Post-Brexit review, metric measurement rules to stay

Post-Brexit review, metric measurement rules to stay

Post-Brexit review, metric measurement rules to stay

The government has verified that it has no intention of modifying the regulations governing the sale of imperial measures following Brexit.

Ministers considered amending EU-inherited regulations that restrict the use of the traditional British weighing system to merchants in conjunction with the metric system.

After nearly 99 percent of respondents to an official consultation said they were satisfied with kilogrammes and litres, they have since decided against doing so. However, adjustments are imminent regarding wine sold in stores following Brexit.

Legislation to be introduced in the new year will for the first time permit the sale of still and effervescent wine in 568ml “pint-sized” bottles. Additionally, the implementation will enable the sale of still wine in 200ml containers, which may facilitate the growth of the tinned wine industry.

As a result to EU regulations, imperial units (e.g., pounds and ounces) could only be displayed alongside metric units, and they could not have been more conspicuous.

They gained significant media attention in 2001 subsequent to the prosecution of the “metric martyrs,” a collective of market traders found guilty of exclusively selling products in imperial units; however, subsequent enforcement did not adhere to them rigorously.

Boris Johnson’s administration subsequently declared that the regulations, which were initially replicated post-Brexit, would be reassessed in an effort to “capitalise on the benefits of Brexit.”

Prior to the 2019 election, the then-prime minister vowed to alter the regulations, referring to imperial measurements as a “ancient liberty” and adding that he saw “no reason why individuals should be prosecuted” for employing them.

In contrast, the government has now declared that it will not alter the regulations, despite the fact that 98.7% of consultation respondents supported using the metric as the primary or only unit of measurement for sales, as it is at present.

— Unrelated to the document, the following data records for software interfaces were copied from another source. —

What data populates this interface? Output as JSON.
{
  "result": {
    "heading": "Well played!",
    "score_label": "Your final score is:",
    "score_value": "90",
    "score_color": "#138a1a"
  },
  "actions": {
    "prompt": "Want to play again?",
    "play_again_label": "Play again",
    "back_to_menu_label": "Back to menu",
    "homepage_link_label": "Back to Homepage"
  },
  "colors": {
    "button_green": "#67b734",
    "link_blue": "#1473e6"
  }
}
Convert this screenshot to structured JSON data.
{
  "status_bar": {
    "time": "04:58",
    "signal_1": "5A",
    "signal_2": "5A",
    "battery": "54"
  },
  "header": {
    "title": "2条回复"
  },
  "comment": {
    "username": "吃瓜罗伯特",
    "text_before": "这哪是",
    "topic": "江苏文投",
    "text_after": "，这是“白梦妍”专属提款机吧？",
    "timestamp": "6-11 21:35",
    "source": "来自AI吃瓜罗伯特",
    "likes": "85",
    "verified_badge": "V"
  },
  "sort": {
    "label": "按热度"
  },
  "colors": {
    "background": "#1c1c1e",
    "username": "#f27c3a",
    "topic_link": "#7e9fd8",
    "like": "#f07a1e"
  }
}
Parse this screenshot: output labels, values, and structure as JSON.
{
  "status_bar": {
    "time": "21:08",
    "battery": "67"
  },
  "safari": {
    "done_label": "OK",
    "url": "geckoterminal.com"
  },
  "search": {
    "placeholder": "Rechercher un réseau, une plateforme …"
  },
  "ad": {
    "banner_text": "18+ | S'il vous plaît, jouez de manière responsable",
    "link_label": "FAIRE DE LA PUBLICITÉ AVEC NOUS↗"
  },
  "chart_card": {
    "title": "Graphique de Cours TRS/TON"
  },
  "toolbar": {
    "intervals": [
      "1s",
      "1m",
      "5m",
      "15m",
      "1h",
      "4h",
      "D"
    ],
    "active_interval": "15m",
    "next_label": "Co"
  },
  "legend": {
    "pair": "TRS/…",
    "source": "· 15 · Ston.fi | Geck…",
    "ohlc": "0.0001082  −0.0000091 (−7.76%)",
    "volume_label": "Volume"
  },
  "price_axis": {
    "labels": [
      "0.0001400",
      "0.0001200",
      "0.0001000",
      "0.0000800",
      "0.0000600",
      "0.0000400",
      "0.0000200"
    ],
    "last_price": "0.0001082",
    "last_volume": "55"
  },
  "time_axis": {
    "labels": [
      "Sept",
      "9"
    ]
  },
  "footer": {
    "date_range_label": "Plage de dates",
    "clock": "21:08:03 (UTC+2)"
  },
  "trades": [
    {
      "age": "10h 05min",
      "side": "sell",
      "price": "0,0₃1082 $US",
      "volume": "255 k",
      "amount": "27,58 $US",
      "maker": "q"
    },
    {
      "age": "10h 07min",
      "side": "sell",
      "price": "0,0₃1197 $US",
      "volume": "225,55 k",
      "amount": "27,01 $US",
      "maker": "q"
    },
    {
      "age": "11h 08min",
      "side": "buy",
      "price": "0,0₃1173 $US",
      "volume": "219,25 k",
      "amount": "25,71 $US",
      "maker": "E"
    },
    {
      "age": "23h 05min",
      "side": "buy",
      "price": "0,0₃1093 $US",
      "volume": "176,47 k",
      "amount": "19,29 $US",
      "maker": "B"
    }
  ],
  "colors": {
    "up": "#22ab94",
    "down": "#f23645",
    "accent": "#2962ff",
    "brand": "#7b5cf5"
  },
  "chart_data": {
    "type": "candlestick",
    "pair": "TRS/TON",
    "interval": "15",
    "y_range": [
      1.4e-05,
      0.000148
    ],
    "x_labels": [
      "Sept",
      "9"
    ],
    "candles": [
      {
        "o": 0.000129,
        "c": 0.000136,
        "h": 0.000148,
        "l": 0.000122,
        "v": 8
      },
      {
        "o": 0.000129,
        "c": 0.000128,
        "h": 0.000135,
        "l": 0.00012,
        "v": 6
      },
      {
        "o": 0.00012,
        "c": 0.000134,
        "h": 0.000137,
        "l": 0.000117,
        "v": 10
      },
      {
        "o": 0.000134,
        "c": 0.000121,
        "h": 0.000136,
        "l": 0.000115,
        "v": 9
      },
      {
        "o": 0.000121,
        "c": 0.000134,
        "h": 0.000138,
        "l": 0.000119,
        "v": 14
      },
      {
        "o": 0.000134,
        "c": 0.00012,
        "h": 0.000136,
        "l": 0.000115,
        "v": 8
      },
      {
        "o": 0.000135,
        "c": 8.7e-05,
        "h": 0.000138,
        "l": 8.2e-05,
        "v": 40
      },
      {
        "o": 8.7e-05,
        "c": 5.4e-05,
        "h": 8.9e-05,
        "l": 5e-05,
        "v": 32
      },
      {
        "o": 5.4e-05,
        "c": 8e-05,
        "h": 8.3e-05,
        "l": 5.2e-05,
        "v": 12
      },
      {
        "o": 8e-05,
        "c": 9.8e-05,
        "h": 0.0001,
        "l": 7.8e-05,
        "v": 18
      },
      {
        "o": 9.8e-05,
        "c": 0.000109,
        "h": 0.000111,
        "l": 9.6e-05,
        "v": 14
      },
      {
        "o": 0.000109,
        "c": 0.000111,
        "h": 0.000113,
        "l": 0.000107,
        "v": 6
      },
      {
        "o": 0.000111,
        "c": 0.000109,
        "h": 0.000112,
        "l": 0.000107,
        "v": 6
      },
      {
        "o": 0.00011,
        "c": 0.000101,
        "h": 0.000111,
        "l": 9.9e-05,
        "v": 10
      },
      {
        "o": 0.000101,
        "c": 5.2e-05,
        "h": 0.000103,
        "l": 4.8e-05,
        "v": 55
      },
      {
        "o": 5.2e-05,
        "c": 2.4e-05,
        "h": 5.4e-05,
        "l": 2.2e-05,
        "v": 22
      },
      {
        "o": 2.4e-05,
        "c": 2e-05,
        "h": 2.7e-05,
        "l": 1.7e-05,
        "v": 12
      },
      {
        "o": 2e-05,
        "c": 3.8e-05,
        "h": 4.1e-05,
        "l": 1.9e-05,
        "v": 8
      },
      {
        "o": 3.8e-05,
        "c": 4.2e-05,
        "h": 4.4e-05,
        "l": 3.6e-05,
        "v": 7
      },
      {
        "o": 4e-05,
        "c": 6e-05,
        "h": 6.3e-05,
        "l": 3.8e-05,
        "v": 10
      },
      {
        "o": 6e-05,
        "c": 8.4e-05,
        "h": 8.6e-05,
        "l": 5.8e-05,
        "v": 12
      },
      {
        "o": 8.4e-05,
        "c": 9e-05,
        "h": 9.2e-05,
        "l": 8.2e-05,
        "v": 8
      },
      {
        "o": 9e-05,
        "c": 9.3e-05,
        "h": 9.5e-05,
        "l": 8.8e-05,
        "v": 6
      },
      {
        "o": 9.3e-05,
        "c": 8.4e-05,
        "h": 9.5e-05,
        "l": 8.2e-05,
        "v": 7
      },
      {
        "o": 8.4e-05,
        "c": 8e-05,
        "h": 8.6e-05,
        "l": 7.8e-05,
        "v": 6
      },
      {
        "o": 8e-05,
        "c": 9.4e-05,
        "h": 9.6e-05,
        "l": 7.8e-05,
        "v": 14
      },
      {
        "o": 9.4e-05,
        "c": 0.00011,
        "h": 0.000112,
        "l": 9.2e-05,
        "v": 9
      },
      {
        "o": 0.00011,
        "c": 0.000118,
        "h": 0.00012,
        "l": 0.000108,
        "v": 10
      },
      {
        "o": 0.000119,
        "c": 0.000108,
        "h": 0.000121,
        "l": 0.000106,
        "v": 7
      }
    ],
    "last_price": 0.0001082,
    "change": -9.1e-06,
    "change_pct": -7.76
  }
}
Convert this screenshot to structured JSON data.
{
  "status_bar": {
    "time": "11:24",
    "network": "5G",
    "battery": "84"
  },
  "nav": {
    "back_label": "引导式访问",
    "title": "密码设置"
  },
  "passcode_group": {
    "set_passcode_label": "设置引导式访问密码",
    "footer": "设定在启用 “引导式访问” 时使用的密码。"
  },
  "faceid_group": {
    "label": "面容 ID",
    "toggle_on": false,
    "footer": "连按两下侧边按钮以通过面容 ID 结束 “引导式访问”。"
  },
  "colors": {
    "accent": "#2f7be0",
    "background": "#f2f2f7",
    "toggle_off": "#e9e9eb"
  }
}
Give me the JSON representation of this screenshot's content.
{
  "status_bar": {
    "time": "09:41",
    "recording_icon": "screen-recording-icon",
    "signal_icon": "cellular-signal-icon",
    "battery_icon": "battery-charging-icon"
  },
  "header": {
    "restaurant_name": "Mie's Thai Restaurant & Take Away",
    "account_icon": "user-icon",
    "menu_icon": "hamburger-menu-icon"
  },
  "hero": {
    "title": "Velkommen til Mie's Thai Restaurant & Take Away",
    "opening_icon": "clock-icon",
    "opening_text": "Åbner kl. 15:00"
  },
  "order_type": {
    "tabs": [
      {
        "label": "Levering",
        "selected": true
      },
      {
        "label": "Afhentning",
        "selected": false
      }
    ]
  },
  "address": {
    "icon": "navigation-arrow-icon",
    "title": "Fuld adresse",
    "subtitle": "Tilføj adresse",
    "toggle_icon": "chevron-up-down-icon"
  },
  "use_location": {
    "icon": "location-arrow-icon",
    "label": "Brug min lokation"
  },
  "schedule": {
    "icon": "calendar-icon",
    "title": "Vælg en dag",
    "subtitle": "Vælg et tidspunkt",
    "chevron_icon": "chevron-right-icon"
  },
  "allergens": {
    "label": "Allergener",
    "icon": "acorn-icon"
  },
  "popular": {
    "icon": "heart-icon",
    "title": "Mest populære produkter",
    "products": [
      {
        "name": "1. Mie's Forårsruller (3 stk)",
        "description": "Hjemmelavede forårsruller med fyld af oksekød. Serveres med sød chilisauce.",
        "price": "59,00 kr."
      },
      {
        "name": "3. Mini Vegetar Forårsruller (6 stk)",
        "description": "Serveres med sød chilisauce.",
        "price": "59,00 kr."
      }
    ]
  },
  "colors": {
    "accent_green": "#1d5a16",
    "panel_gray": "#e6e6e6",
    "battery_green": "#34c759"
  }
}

However, in an effort to provide customers with a greater variety of choices, improvements have been made to regulations that the United Kingdom has adopted from the European Union regarding the manner in which wine is sold in retail stores and supermarkets.

Sparkling wines will be able to be sold in bottles with a capacity of 500 millilitres, which is a size that falls between the conventional full (750 millilitres) and half (375 millilitres) bottles.

Still wine will also be permitted to be sold in a new container size of 200 millilitres, which will add to the range of smaller sizes that are permitted. This may be a response to the demand from producers to sell a wider variety of canned wines. Alongside the 500-milliliter bottle size, the government also announced that it will be introducing a new “pint-sized” bottle size for sparkling wine measured at 568 millilitres.

Champagne bottles that were the size of a pint were rumoured to have been Sir Winston Churchill’s preferred size during the war in the United Kingdom. The return of these bottles has previously attracted the attention of a few periodicals.

In spite of this, the new sizes will only be applicable to wine that is sold in stores located in the United Kingdom. It is currently unknown how much demand there will be for wine bottles that are the size of a pint among retailers and producers.